Work item:
Where a record contains an image, leave the image out and print the rest exactly.

Items from an interface collection

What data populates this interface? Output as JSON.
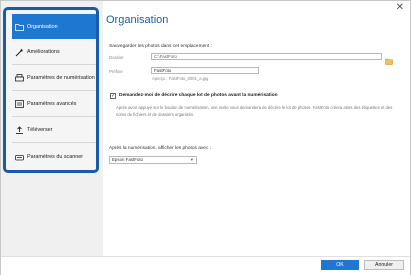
{
  "window": {
    "close_symbol": "✕"
  },
  "sidebar": {
    "items": [
      {
        "label": "Organisation",
        "icon": "folder-icon",
        "active": true
      },
      {
        "label": "Améliorations",
        "icon": "magic-wand-icon"
      },
      {
        "label": "Paramètres de numérisation",
        "icon": "scanner-icon"
      },
      {
        "label": "Paramètres avancés",
        "icon": "settings-panel-icon"
      },
      {
        "label": "Téléverser",
        "icon": "upload-icon"
      },
      {
        "label": "Paramètres du scanner",
        "icon": "scanner-settings-icon"
      }
    ]
  },
  "main": {
    "title": "Organisation",
    "save_location_label": "Sauvegarder les photos dans cet emplacement :",
    "folder_label": "Dossier",
    "folder_value": "C:\\FastFoto",
    "prefix_label": "Préfixe",
    "prefix_value": "FastFoto",
    "preview_text": "Aperçu : FastFoto_0001_a.jpg",
    "describe_checkbox_mark": "✓",
    "describe_checkbox_label": "Demandez-moi de décrire chaque lot de photos avant la numérisation",
    "description": "Après avoir appuyé sur le bouton de numérisation, une invite vous demandera de décrire le lot de photos. FastFoto créera alors des étiquettes et des noms de fichiers et de dossiers organisés.",
    "after_scan_label": "Après la numérisation, afficher les photos avec :",
    "viewer_value": "Epson FastFoto",
    "viewer_chevron": "▾"
  },
  "footer": {
    "ok_label": "OK",
    "cancel_label": "Annuler"
  },
  "colors": {
    "accent": "#1e78d2",
    "highlight_border": "#1a5aa8",
    "title": "#1b5ea8"
  }
}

Written answer:
What data populates this interface? Output as JSON.
{
  "window": {
    "close_symbol": "✕"
  },
  "sidebar": {
    "items": [
      {
        "label": "Organisation",
        "icon": "folder-icon",
        "active": true
      },
      {
        "label": "Améliorations",
        "icon": "magic-wand-icon"
      },
      {
        "label": "Paramètres de numérisation",
        "icon": "scanner-icon"
      },
      {
        "label": "Paramètres avancés",
        "icon": "settings-panel-icon"
      },
      {
        "label": "Téléverser",
        "icon": "upload-icon"
      },
      {
        "label": "Paramètres du scanner",
        "icon": "scanner-settings-icon"
      }
    ]
  },
  "main": {
    "title": "Organisation",
    "save_location_label": "Sauvegarder les photos dans cet emplacement :",
    "folder_label": "Dossier",
    "folder_value": "C:\\FastFoto",
    "prefix_label": "Préfixe",
    "prefix_value": "FastFoto",
    "preview_text": "Aperçu : FastFoto_0001_a.jpg",
    "describe_checkbox_mark": "✓",
    "describe_checkbox_label": "Demandez-moi de décrire chaque lot de photos avant la numérisation",
    "description": "Après avoir appuyé sur le bouton de numérisation, une invite vous demandera de décrire le lot de photos. FastFoto créera alors des étiquettes et des noms de fichiers et de dossiers organisés.",
    "after_scan_label": "Après la numérisation, afficher les photos avec :",
    "viewer_value": "Epson FastFoto",
    "viewer_chevron": "▾"
  },
  "footer": {
    "ok_label": "OK",
    "cancel_label": "Annuler"
  },
  "colors": {
    "accent": "#1e78d2",
    "highlight_border": "#1a5aa8",
    "title": "#1b5ea8"
  }
}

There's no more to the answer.